What lines in the records below include the word "title"? Return each one.

Data extracted from a collection:
-------
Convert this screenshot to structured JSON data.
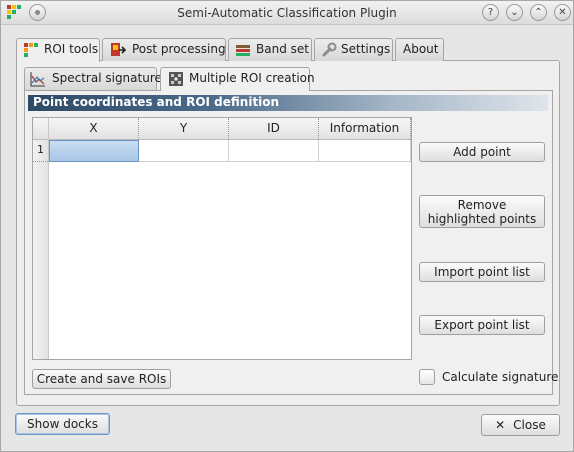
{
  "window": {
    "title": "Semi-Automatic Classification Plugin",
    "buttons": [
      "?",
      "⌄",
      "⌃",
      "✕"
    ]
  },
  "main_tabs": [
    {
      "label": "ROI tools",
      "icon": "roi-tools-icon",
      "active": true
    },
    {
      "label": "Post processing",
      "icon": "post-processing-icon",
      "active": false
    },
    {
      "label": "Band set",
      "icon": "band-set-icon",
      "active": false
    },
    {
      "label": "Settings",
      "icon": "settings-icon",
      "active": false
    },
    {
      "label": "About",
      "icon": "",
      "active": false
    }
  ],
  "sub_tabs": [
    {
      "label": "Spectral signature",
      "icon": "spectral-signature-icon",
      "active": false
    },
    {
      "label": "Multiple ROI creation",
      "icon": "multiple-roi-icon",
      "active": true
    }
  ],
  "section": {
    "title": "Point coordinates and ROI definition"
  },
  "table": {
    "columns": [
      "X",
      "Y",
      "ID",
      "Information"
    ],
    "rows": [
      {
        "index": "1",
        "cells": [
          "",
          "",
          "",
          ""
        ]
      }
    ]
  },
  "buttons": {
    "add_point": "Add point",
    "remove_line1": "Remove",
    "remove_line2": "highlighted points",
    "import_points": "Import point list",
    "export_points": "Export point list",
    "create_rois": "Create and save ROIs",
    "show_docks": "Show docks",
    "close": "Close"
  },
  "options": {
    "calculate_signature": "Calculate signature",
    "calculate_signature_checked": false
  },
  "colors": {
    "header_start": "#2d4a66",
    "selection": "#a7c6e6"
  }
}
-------
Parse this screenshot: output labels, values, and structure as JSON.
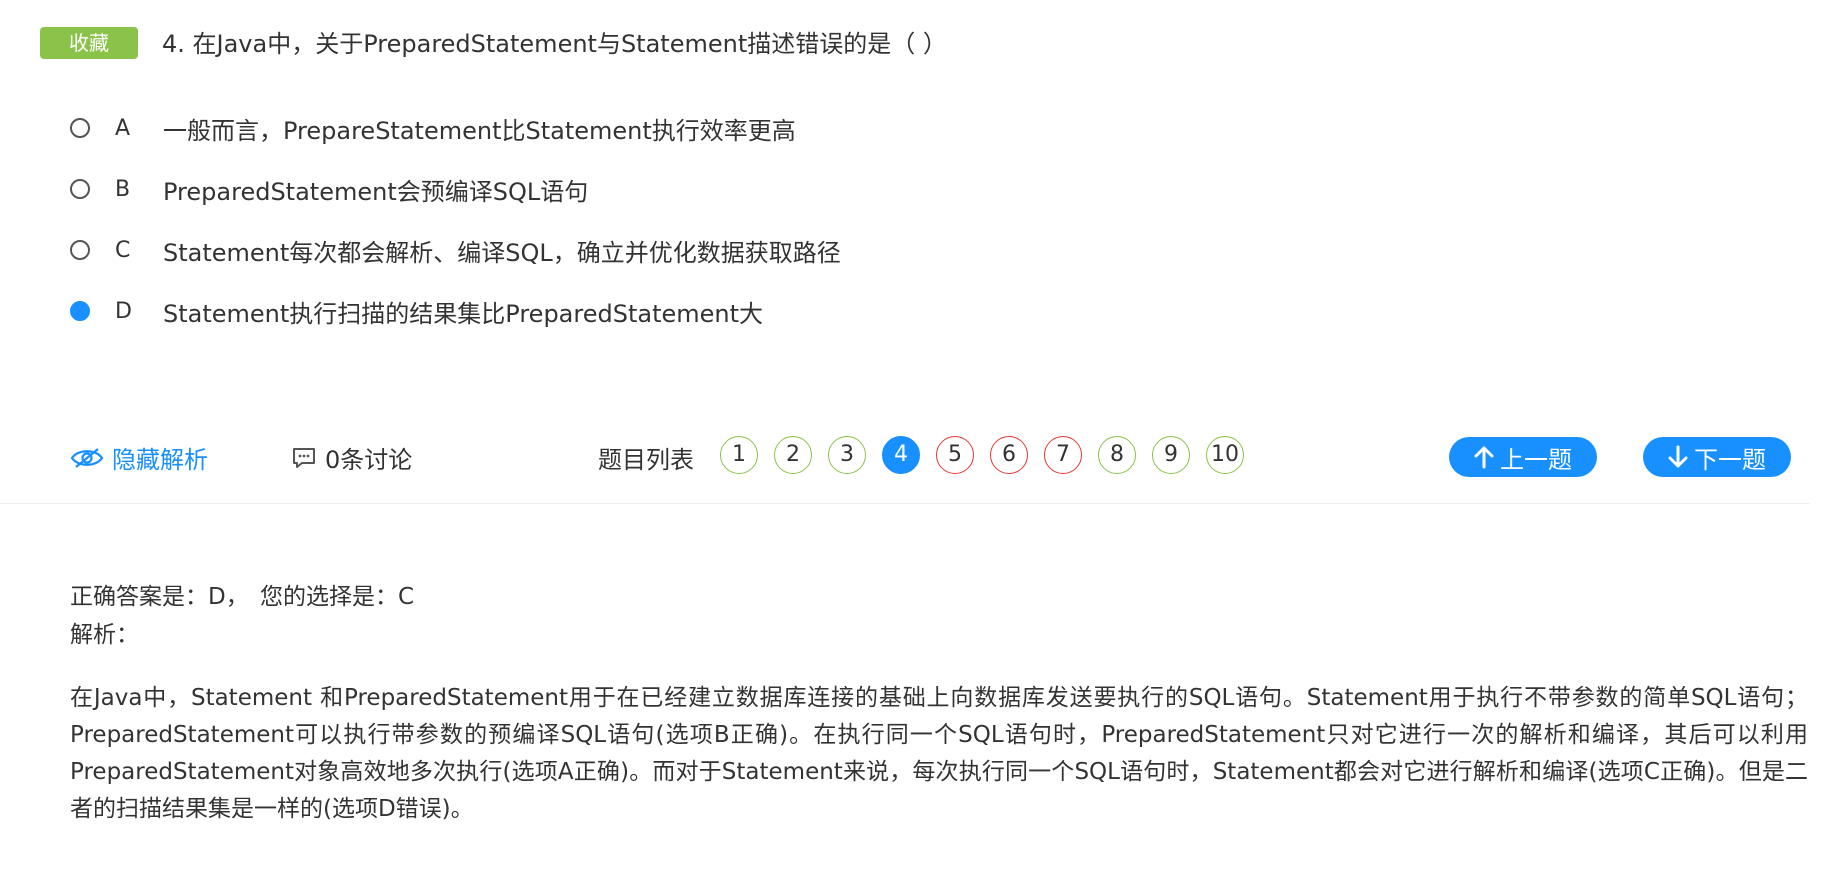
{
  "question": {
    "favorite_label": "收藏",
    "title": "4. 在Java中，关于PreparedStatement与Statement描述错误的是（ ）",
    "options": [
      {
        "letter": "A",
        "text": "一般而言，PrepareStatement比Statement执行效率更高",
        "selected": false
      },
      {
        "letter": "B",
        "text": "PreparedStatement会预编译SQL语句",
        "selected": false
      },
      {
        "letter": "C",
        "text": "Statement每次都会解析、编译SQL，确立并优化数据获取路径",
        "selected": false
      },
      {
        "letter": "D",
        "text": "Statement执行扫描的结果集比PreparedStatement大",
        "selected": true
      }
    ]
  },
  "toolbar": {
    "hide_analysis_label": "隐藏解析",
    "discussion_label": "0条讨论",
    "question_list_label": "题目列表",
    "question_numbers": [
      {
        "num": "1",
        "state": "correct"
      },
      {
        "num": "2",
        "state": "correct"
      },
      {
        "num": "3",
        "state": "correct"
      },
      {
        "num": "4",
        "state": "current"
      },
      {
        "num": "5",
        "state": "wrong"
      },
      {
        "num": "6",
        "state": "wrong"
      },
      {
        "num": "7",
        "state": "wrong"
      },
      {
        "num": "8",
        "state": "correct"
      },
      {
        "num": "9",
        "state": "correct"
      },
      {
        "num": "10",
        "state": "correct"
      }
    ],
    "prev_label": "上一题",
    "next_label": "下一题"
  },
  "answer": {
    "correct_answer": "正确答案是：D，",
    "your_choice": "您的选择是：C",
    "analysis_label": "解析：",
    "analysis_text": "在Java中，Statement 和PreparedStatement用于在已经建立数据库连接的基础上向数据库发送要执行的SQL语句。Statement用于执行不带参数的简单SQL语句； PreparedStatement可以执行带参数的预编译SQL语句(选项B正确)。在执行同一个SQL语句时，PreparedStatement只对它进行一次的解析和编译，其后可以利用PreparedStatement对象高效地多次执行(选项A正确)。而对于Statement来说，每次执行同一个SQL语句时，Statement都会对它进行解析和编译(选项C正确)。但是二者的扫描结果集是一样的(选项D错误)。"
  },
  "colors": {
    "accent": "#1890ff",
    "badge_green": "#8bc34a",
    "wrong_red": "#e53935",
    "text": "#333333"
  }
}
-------
● WRITTEN REPLY
    "title": "Semi-Automatic Classification Plugin",
    "title": "Point coordinates and ROI definition"
    "title": "4. 在Java中，关于PreparedStatement与Statement描述错误的是（ ）",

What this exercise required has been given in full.